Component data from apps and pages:
•••••

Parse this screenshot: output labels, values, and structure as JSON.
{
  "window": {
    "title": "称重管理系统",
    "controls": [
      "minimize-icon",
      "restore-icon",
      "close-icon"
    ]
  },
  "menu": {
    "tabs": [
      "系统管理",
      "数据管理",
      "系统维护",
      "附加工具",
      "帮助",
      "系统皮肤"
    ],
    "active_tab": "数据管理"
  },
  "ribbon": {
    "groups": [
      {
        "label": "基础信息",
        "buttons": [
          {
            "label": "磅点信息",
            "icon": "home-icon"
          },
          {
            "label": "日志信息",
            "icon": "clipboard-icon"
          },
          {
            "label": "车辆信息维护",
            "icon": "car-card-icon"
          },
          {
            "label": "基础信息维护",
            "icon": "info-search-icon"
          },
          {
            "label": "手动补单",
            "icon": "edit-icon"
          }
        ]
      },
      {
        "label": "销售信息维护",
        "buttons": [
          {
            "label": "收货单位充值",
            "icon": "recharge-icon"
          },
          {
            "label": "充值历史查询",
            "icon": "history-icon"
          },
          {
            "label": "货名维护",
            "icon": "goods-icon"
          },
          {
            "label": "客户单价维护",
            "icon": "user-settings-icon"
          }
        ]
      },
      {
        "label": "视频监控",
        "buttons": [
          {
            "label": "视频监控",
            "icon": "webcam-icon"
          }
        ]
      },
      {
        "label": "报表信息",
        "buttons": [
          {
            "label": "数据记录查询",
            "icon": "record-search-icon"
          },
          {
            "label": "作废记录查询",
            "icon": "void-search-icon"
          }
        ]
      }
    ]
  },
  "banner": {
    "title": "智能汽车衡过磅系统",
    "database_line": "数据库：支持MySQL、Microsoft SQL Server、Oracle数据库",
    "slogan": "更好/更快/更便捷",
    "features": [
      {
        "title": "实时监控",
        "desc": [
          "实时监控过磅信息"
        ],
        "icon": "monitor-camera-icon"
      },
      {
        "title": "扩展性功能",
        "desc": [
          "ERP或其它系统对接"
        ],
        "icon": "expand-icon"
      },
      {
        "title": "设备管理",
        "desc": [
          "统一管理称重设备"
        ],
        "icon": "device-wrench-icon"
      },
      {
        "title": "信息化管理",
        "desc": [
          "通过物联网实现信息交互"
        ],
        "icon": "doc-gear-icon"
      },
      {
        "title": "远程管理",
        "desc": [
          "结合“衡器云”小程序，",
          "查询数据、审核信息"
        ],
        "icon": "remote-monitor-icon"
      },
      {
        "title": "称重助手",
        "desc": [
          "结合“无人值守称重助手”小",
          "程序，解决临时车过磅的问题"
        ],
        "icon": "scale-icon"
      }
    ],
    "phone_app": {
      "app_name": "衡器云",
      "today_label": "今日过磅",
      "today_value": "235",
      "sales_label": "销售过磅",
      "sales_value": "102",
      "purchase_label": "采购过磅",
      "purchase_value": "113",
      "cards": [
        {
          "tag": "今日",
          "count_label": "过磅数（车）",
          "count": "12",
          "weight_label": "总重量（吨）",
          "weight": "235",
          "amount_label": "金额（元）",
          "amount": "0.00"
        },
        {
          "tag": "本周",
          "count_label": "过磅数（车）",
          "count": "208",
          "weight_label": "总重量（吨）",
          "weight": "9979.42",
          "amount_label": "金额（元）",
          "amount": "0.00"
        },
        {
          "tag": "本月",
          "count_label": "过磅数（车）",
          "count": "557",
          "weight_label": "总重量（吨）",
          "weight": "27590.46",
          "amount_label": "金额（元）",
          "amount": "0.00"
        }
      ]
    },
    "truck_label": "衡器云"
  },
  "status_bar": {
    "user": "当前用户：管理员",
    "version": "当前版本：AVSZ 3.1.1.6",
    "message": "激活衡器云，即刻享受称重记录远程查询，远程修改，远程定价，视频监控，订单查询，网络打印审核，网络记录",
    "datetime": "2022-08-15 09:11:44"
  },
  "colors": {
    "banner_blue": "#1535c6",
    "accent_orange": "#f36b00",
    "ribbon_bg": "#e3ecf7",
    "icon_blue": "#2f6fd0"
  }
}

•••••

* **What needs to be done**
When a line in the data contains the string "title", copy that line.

* **Response to this task**
    "title": "称重管理系统",
    "title": "智能汽车衡过磅系统",
        "title": "实时监控",
        "title": "扩展性功能",
        "title": "设备管理",
        "title": "信息化管理",
        "title": "远程管理",
        "title": "称重助手",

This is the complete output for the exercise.